The increased risk of developing PML while on Tysabri, which is highly successful at slowing disease progression, illustrates the need to balance the risks and benefits of any treatment. Australian researchers have found that MS patients are often prepared to take more risks than their doctors in terms of possible side-effects. This illustrates the importance of healthcare professionals listening to the priorities and views of their patients.
Now on to other treatments. The first treatment for MS, interferon-B, was developed and trialled in the late 1980s. A group of American researchers have tracked down participants in the original trials to see howthey had fared since then. The researchers found that those who received interferon-B were only half as likely to have died as those who received a placebo. It's not clear yet what accounts for this difference, as all the participants were likely to have been on other drugs subsequently. A very significant difference though, and one that needs to be investigated further.
There have been concerns about side-effects from the new oral treatment fingolimod (Gilenya), including a risk of lowered heart rate and a condition called AV block. An American study found that these effects were transient, and usually resolve within six hours without treatment. People should be screened for heart abnormalities before taking Gilenya, though, and carefully observed after the first dose.

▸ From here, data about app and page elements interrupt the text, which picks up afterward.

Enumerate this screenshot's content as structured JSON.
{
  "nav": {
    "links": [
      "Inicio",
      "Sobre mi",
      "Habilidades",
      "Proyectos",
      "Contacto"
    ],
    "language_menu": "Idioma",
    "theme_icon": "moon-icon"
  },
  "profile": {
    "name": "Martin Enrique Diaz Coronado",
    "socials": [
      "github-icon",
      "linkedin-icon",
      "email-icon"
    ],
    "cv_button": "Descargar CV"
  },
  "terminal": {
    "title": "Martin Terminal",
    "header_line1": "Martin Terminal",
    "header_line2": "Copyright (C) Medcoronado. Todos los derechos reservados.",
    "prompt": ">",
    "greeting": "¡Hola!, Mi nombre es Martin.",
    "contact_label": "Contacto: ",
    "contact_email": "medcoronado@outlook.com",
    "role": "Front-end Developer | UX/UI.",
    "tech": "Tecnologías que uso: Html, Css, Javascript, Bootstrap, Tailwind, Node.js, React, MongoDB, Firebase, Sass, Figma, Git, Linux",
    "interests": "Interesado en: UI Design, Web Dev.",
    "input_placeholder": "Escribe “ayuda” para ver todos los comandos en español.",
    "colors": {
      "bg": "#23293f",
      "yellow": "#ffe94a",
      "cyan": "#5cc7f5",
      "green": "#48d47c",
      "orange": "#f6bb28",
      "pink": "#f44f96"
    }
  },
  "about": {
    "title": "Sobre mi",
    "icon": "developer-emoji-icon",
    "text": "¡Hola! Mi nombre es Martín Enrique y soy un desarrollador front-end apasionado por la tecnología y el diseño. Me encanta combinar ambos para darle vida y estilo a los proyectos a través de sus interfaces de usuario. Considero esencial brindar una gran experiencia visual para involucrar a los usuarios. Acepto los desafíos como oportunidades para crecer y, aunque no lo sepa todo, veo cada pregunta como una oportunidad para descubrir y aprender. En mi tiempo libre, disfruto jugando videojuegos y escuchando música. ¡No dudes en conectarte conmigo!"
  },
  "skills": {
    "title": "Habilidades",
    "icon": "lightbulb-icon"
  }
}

Spanish researchers have found that Viagra dramatically reduces symptoms in animals with a condition similar to MS. They are hoping to begin clinical trials soon. I'll be interested to see the results. MS can cause sexual dysfunction, and many men with MS are prescribed Viagra. I've not heard of any of them having "miracle cures" from MS...
It's been found that less than half of people with MS are still consistently taking their disease-modifying drugs after 2 years, possibly because of side effects or people perceiving no benefit from them. What is needed, as we all know, is a cure. Excitingly, American and Chinese scientists have succeeded in making human stem cells convert into astrocytes, the cell type which promotes myelination. In my view, stem cell research is what will eventually provide a cure for MS, and this is a major step forward.
Finally - and, I'm afraid, rather depressingly - some British research into the use of antidepressants in MS. Although treatment with antidepressants was always preferable to no treatment, there was no definite evidence that quality of life was improved as a result. Depression is a very common symptom of MS, and it's important that people feel they can get an effective treatment when it's needed. More research is needed to discover whether some anti-depressants are more helpful in MS than others.
So, it was another bumper bundle this month. Does the reporting of research results slow down in the summer? Let you know in July!